The merger is being pursued in an atmosphere of financial crisis, although that is itself no grounds for it. There seem to be conflicting views about the real financial position of the college, however, and what the real cost of a merger would be. There is also the college's immensely valuable Andrew Grant Bequest. Could that survive a transfer of assets to the University? It would surely be in the public interest to get properly audited accounts of the college's financial position and independent estimates of the real cost of merger.
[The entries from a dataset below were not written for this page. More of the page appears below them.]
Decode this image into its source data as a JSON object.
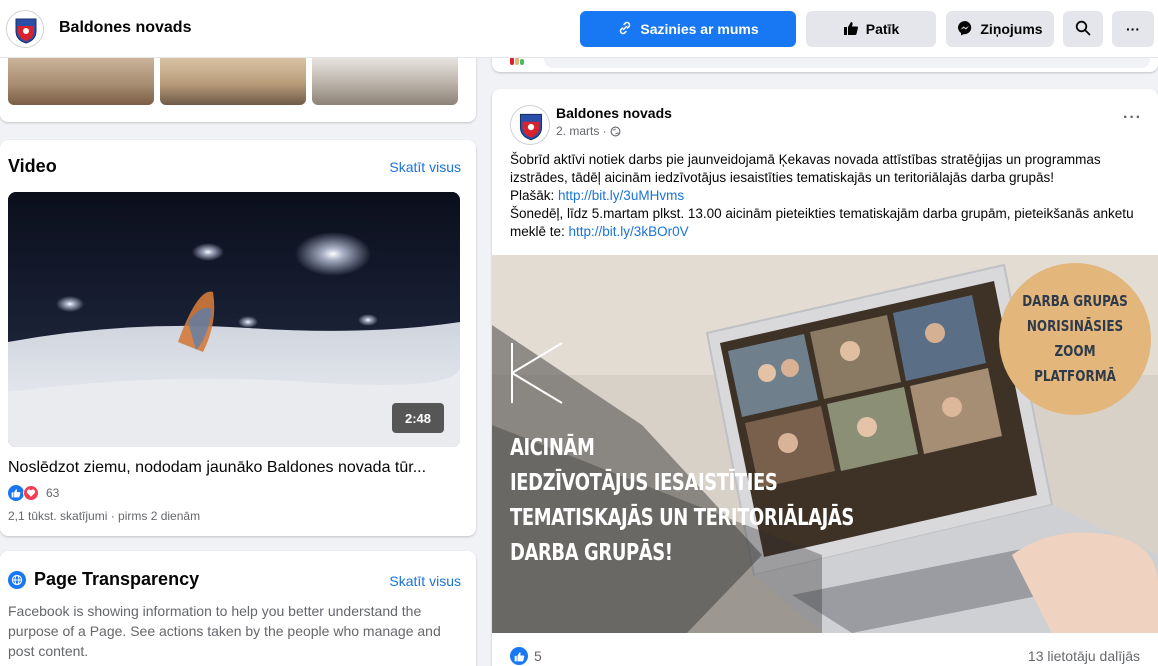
{
  "header": {
    "page_name": "Baldones novads",
    "contact_label": "Sazinies ar mums",
    "like_label": "Patīk",
    "message_label": "Ziņojums",
    "more_label": "···"
  },
  "video_section": {
    "title": "Video",
    "see_all": "Skatīt visus",
    "duration": "2:48",
    "caption": "Noslēdzot ziemu, nododam jaunāko Baldones novada tūr...",
    "reaction_count": "63",
    "meta": "2,1 tūkst. skatījumi · pirms 2 dienām"
  },
  "transparency": {
    "title": "Page Transparency",
    "see_all": "Skatīt visus",
    "text": "Facebook is showing information to help you better understand the purpose of a Page. See actions taken by the people who manage and post content."
  },
  "post": {
    "author": "Baldones novads",
    "time": "2. marts · ",
    "more": "···",
    "text_line1": "Šobrīd aktīvi notiek darbs pie jaunveidojamā Ķekavas novada attīstības stratēģijas un programmas izstrādes, tādēļ aicinām iedzīvotājus iesaistīties tematiskajās un teritoriālajās darba grupās!",
    "more_prefix": "Plašāk: ",
    "link1": "http://bit.ly/3uMHvms",
    "text_line2": "Šonedēļ, līdz 5.martam plkst. 13.00 aicinām pieteikties tematiskajām darba grupām, pieteikšanās anketu meklē te: ",
    "link2": "http://bit.ly/3kBOr0V",
    "image_headline": [
      "AICINĀM",
      "IEDZĪVOTĀJUS IESAISTĪTIES",
      "TEMATISKAJĀS UN TERITORIĀLAJĀS",
      "DARBA GRUPĀS!"
    ],
    "image_badge": [
      "DARBA GRUPAS",
      "NORISINĀSIES",
      "ZOOM PLATFORMĀ"
    ],
    "likes": "5",
    "shares": "13 lietotāju dalījās"
  },
  "colors": {
    "accent": "#1877f2",
    "link": "#1a73d9",
    "badge": "#e3b67c"
  }
}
The two institutions are very different.Individuality and unorthodox thinking are the college's educational goals. We need that cultivated unorthodoxy, not just for the art it produces, but as a leaven in our education system. It would scarcely survive absorption into the University's exam-based system whose origins lie in the Mandarin bureaucracy of the Chinese Empire. When the modern college was created, its godparents were Patrick Geddes and the great arts and crafts architect, Sir Robert Lorimer. They shaped the institution according to their ideals. Geddes's motto was Vivendo Docemus; by living we learn. Offer students experience, not precept; teachers should not indoctrinate, but lead in the exploration of a practical discipline. We have lost our independent banks to greed and folly. Will the SNP preside over the loss of one of our two surviving independent art schools and the values they enshrine, values that not only enhance our lives, but will help us compete in the harsh economic climate we now face? Scotland once prided itself on having four universities when England had only two. We now have two independent art schools where England really has only one, the Royal College. Let's keep the edge that gives us.